_The task_:
Take every line of the material below that includes the string "state" and copy it out.

╭─ Material for this exercise

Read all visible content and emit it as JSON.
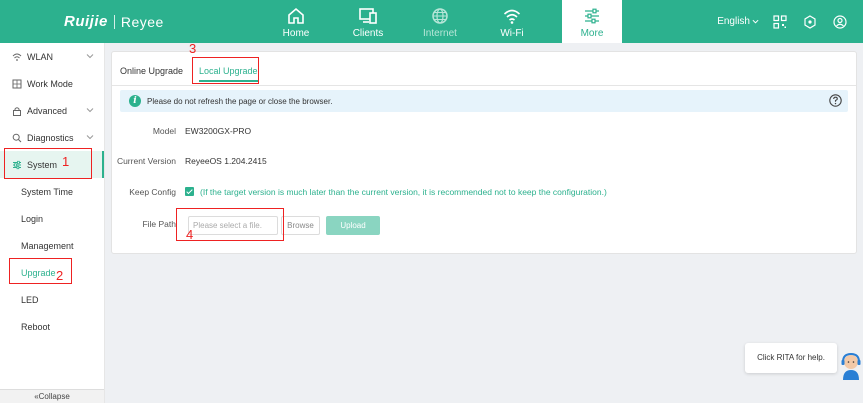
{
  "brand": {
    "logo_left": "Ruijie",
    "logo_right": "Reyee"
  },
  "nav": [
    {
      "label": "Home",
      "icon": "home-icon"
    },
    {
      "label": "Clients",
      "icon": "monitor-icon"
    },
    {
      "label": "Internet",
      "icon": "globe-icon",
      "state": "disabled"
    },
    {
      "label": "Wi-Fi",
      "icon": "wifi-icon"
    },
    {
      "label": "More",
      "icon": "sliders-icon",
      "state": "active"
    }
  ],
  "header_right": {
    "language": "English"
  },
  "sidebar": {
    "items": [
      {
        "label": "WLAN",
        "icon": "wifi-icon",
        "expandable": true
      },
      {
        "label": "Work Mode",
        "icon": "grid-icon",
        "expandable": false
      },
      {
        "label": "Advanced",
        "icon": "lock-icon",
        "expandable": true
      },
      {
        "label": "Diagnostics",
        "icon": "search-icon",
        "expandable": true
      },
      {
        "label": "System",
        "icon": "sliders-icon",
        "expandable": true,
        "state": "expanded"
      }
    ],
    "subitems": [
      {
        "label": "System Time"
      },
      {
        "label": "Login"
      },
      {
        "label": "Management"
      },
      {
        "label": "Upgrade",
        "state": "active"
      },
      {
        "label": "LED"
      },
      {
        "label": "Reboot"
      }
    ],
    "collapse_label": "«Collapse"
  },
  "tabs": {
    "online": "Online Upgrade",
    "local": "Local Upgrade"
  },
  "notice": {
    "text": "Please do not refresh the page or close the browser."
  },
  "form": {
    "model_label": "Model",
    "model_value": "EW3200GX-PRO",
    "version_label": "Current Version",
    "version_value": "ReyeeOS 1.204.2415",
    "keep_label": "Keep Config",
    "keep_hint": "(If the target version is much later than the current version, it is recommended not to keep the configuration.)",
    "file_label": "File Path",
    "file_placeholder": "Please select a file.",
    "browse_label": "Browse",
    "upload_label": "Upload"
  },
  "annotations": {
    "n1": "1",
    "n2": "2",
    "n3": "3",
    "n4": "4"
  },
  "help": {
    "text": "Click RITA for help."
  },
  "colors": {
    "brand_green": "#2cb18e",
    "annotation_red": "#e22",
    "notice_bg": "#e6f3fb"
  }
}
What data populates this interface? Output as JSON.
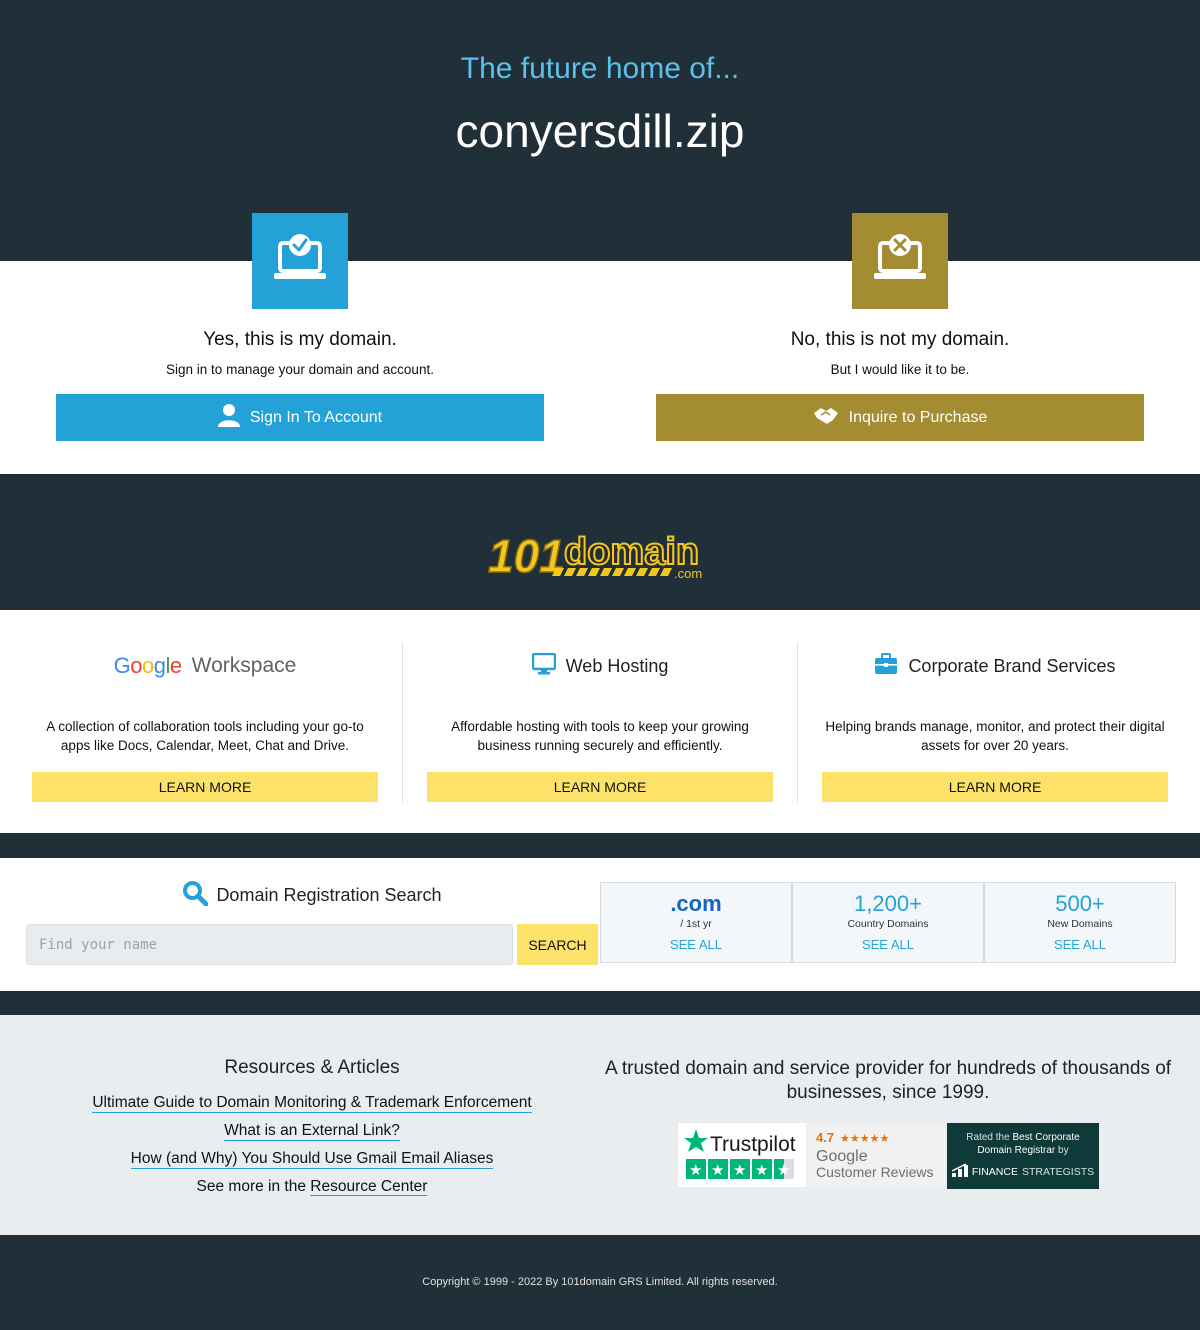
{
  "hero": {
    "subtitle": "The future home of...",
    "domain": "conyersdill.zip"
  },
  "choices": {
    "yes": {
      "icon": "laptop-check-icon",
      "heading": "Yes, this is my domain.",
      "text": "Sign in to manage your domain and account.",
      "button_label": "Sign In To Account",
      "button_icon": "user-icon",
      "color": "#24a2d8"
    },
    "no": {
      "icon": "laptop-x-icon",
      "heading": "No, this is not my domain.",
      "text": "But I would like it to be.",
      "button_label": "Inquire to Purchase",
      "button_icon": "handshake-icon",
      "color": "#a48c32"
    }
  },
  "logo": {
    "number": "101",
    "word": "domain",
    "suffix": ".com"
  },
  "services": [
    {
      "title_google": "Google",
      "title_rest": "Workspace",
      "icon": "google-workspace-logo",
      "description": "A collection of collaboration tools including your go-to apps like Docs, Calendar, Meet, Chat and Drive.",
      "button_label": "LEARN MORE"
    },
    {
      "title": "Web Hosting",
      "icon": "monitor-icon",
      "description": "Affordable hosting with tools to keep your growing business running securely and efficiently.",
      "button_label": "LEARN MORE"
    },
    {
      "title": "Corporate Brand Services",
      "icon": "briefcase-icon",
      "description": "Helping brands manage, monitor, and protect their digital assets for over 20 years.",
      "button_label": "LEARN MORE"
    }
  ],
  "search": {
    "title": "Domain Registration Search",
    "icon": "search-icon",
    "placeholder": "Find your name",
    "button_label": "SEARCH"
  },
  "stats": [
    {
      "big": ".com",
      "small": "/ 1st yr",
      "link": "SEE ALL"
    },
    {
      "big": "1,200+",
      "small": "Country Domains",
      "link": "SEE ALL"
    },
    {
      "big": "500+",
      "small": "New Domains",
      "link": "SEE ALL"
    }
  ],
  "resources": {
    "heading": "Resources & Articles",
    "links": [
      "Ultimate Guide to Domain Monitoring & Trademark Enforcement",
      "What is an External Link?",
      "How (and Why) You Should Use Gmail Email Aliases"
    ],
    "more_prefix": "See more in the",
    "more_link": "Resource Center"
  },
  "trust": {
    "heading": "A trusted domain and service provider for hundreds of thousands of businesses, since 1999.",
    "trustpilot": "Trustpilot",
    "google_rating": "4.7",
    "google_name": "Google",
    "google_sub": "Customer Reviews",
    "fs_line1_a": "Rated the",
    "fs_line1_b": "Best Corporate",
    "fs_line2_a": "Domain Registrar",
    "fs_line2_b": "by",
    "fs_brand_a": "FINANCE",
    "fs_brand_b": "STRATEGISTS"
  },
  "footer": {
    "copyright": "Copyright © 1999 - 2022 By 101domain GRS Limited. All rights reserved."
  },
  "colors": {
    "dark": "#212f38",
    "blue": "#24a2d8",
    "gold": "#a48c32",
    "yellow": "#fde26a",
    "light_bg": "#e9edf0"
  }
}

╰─
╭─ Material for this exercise

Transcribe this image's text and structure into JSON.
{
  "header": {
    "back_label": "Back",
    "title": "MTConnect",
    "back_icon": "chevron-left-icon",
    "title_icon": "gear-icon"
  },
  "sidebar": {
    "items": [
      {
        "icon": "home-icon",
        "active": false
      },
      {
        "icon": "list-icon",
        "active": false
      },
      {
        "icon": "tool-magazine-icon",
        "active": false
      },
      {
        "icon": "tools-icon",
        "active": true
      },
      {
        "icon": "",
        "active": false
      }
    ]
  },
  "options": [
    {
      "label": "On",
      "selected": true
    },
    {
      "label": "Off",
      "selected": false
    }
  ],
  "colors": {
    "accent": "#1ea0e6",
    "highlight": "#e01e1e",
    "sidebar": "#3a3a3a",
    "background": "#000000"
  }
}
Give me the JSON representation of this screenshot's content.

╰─

_Solution to the exercise_:
      "state": "disabled"
      "state": "active"
        "state": "expanded"
        "state": "active"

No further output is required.